I was reading Psalm 3 and the word selah came up a few times. In the footnote it said, "A word of uncertain meaning, occurring frequently in the Psalms; possibly a musical term." The dictionary says, "a term of uncertain meaning found in the Hebrew text of the Psalms and Habakkuk carried over untranslated into some English versions." What is your opinion on what this word means? --Leonard Patat, Athens, Georgia
The word selah occurs 71x in Pss (Psalms), by my account, and 3x in Hab 3 (vv. 3, 9, 13). Even though nobody knows for sure, it has nevertheless been translated in a number of ways:
* Louder strain
* Break or musical interlude (in the LXX, Septuagint Greek, where the word is diapsalma).
The word appears to have from the verb selah (lift up, exalt), or from salal (cast up, lift up, exalt). But even of that I am not too sure. One thing the investigation highlights is how few O.T. words are actually unclear (like selah), and how many -- nearly all -- are well understood. Not bad, considering the O.T. was written between three and two and a half thousand years ago!

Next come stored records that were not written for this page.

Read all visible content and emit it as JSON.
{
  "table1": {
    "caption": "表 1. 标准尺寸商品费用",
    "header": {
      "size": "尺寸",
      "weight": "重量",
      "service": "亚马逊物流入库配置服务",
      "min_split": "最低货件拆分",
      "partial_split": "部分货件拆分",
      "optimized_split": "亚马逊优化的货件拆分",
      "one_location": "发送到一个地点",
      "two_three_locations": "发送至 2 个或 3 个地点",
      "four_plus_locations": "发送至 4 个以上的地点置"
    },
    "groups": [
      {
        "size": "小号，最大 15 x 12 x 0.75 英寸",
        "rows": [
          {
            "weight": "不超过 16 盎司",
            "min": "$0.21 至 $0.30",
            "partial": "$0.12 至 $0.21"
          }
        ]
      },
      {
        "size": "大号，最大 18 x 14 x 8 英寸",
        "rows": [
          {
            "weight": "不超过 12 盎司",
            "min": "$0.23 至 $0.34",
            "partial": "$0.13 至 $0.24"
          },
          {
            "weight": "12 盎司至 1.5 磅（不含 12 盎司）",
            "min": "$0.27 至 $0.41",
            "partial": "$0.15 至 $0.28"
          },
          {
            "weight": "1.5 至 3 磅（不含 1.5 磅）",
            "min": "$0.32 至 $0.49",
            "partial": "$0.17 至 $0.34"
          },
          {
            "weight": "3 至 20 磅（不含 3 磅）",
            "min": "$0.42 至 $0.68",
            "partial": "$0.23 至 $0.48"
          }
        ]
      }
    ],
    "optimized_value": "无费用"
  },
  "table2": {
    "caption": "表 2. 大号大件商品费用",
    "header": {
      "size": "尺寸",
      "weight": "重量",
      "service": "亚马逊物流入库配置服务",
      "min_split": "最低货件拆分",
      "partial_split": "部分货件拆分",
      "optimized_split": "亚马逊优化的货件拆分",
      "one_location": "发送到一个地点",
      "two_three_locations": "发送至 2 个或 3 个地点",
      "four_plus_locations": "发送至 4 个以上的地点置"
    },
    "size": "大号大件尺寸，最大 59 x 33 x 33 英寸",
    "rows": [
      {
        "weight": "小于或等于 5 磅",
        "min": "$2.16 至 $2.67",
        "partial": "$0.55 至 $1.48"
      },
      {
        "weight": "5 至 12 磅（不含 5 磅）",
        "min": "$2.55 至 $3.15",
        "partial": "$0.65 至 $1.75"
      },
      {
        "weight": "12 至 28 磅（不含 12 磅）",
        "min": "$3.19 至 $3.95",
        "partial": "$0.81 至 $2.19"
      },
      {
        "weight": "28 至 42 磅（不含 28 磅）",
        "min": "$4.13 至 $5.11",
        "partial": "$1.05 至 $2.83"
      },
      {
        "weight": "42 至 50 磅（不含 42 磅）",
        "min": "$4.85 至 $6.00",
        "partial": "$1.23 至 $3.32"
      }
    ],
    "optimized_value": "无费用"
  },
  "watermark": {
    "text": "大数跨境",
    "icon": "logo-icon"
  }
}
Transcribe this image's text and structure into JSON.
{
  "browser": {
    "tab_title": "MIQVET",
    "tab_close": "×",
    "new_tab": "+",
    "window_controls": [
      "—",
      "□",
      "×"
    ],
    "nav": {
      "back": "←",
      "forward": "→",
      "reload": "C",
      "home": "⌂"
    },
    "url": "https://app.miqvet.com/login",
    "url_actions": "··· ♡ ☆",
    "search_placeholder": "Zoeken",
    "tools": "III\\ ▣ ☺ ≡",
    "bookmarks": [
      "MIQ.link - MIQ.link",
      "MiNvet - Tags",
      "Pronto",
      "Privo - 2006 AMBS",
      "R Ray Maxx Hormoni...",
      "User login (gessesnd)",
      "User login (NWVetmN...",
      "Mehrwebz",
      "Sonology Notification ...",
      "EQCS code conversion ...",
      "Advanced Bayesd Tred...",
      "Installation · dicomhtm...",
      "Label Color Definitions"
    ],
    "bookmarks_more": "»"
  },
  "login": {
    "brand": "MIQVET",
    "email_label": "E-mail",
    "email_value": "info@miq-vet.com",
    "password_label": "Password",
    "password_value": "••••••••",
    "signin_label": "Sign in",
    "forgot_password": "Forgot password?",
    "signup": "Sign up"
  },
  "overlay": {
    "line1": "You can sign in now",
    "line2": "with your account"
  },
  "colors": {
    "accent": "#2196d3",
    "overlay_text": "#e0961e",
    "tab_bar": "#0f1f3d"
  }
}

Our best guess is that selah is some sort of musical direction, and most Bible versions seem to follow the LXX understanding. Considering the LXX was translated in the 3rd century BC, it has an inherently greater likelihood of being nearer the meaning, as (1) it was translated by Jews, and (2) the Psalms were completed just a couple of centuries earlier. If this is the case, then to read it aloud when one is reciting the Pss would be a mistake. It would be as though an opera singer, amidst the lines he or she was to sing, articulated every adagio, andante, and da capo al coda written into the score!